Also, when a client seeks out different services from numerous firms or individuals, the revenue gets dispersed. Sharing a client with other professionals means that you are missing out on money that could be yours if you offer more services. What today’s clients need is a more inclusive experience to help them visualize all of their financial investments and opportunities without having to piece together advice from their pool of finance professionals.

If you offer a comprehensive snapshot of their financial health, it helps make the client’s life easier because 1) there are fewer hands in their portfolio, leading to fewer errors and less overlapping, and 2) you have more control of their assets, and can thus help improve their returns in multiple areas instead of just one.

Question 3:
Do You Have a Modern Culture?

Culture is at the forefront of doing business because today’s clients want to know if the firm or individual advisor shares their core values. And culture doesn’t mean an eclectic set of hobbies or a feature-rich website. Instead, culture means pursuing (and showing your passion for) the goals and ethics that matter most to you while using emotional intelligence to understand your client base. If your culture resonates with your clients, it gives you a unique value proposition because you are more human, approachable, and modern. This, in turn, can help you establish trust with clients.

According to a survey conducted by Practical Perspectives, over half of the financial advisors working today won’t be working full time in 10 years. And because they will soon be retiring, there is an overwhelming sense of sticking with “doing things the old way” because it worked. In turn, this means many professionals in the finance world are hesitant to work toward a modern culture, and this is due to a number of reasons.

First, many seasoned financial advisors embrace the mentality of “if it ain’t broke” — their processes and methods worked before, so why should they change? Second, many financial advisors believe that millennials are not a viable market to chase after. They don’t see the need to take a more modern approach to financial advising because they believe millennials aren’t investing. But truth be told, millennials are the ones who will end up inheriting their parents’ money — parents who likely work closely with a financial advisor.

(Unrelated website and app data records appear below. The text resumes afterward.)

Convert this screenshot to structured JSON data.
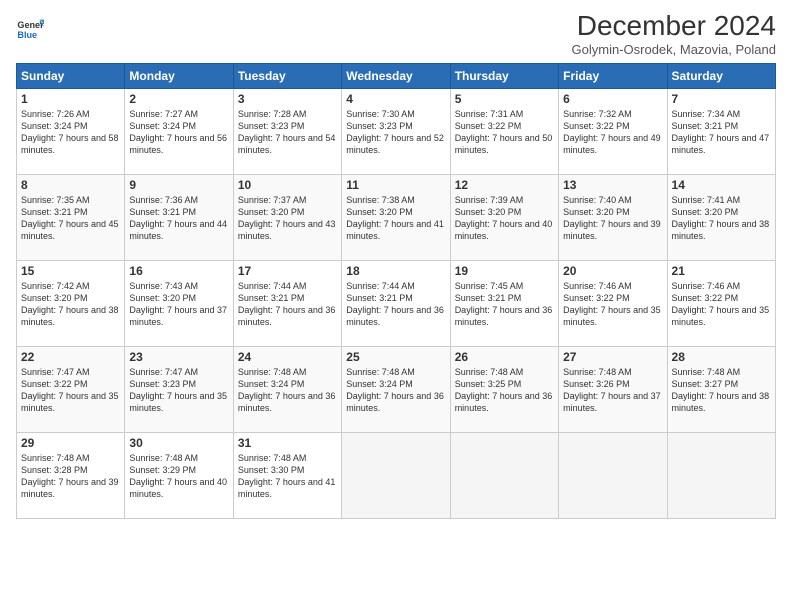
{
  "logo": {
    "line1": "General",
    "line2": "Blue"
  },
  "title": "December 2024",
  "subtitle": "Golymin-Osrodek, Mazovia, Poland",
  "days_of_week": [
    "Sunday",
    "Monday",
    "Tuesday",
    "Wednesday",
    "Thursday",
    "Friday",
    "Saturday"
  ],
  "weeks": [
    [
      {
        "day": 1,
        "sunrise": "7:26 AM",
        "sunset": "3:24 PM",
        "daylight": "7 hours and 58 minutes."
      },
      {
        "day": 2,
        "sunrise": "7:27 AM",
        "sunset": "3:24 PM",
        "daylight": "7 hours and 56 minutes."
      },
      {
        "day": 3,
        "sunrise": "7:28 AM",
        "sunset": "3:23 PM",
        "daylight": "7 hours and 54 minutes."
      },
      {
        "day": 4,
        "sunrise": "7:30 AM",
        "sunset": "3:23 PM",
        "daylight": "7 hours and 52 minutes."
      },
      {
        "day": 5,
        "sunrise": "7:31 AM",
        "sunset": "3:22 PM",
        "daylight": "7 hours and 50 minutes."
      },
      {
        "day": 6,
        "sunrise": "7:32 AM",
        "sunset": "3:22 PM",
        "daylight": "7 hours and 49 minutes."
      },
      {
        "day": 7,
        "sunrise": "7:34 AM",
        "sunset": "3:21 PM",
        "daylight": "7 hours and 47 minutes."
      }
    ],
    [
      {
        "day": 8,
        "sunrise": "7:35 AM",
        "sunset": "3:21 PM",
        "daylight": "7 hours and 45 minutes."
      },
      {
        "day": 9,
        "sunrise": "7:36 AM",
        "sunset": "3:21 PM",
        "daylight": "7 hours and 44 minutes."
      },
      {
        "day": 10,
        "sunrise": "7:37 AM",
        "sunset": "3:20 PM",
        "daylight": "7 hours and 43 minutes."
      },
      {
        "day": 11,
        "sunrise": "7:38 AM",
        "sunset": "3:20 PM",
        "daylight": "7 hours and 41 minutes."
      },
      {
        "day": 12,
        "sunrise": "7:39 AM",
        "sunset": "3:20 PM",
        "daylight": "7 hours and 40 minutes."
      },
      {
        "day": 13,
        "sunrise": "7:40 AM",
        "sunset": "3:20 PM",
        "daylight": "7 hours and 39 minutes."
      },
      {
        "day": 14,
        "sunrise": "7:41 AM",
        "sunset": "3:20 PM",
        "daylight": "7 hours and 38 minutes."
      }
    ],
    [
      {
        "day": 15,
        "sunrise": "7:42 AM",
        "sunset": "3:20 PM",
        "daylight": "7 hours and 38 minutes."
      },
      {
        "day": 16,
        "sunrise": "7:43 AM",
        "sunset": "3:20 PM",
        "daylight": "7 hours and 37 minutes."
      },
      {
        "day": 17,
        "sunrise": "7:44 AM",
        "sunset": "3:21 PM",
        "daylight": "7 hours and 36 minutes."
      },
      {
        "day": 18,
        "sunrise": "7:44 AM",
        "sunset": "3:21 PM",
        "daylight": "7 hours and 36 minutes."
      },
      {
        "day": 19,
        "sunrise": "7:45 AM",
        "sunset": "3:21 PM",
        "daylight": "7 hours and 36 minutes."
      },
      {
        "day": 20,
        "sunrise": "7:46 AM",
        "sunset": "3:22 PM",
        "daylight": "7 hours and 35 minutes."
      },
      {
        "day": 21,
        "sunrise": "7:46 AM",
        "sunset": "3:22 PM",
        "daylight": "7 hours and 35 minutes."
      }
    ],
    [
      {
        "day": 22,
        "sunrise": "7:47 AM",
        "sunset": "3:22 PM",
        "daylight": "7 hours and 35 minutes."
      },
      {
        "day": 23,
        "sunrise": "7:47 AM",
        "sunset": "3:23 PM",
        "daylight": "7 hours and 35 minutes."
      },
      {
        "day": 24,
        "sunrise": "7:48 AM",
        "sunset": "3:24 PM",
        "daylight": "7 hours and 36 minutes."
      },
      {
        "day": 25,
        "sunrise": "7:48 AM",
        "sunset": "3:24 PM",
        "daylight": "7 hours and 36 minutes."
      },
      {
        "day": 26,
        "sunrise": "7:48 AM",
        "sunset": "3:25 PM",
        "daylight": "7 hours and 36 minutes."
      },
      {
        "day": 27,
        "sunrise": "7:48 AM",
        "sunset": "3:26 PM",
        "daylight": "7 hours and 37 minutes."
      },
      {
        "day": 28,
        "sunrise": "7:48 AM",
        "sunset": "3:27 PM",
        "daylight": "7 hours and 38 minutes."
      }
    ],
    [
      {
        "day": 29,
        "sunrise": "7:48 AM",
        "sunset": "3:28 PM",
        "daylight": "7 hours and 39 minutes."
      },
      {
        "day": 30,
        "sunrise": "7:48 AM",
        "sunset": "3:29 PM",
        "daylight": "7 hours and 40 minutes."
      },
      {
        "day": 31,
        "sunrise": "7:48 AM",
        "sunset": "3:30 PM",
        "daylight": "7 hours and 41 minutes."
      },
      null,
      null,
      null,
      null
    ]
  ]
}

Both of these factors are keeping many financial advisors (and even the industry as a whole) from moving forward— and that stagnation opens up opportunities for you.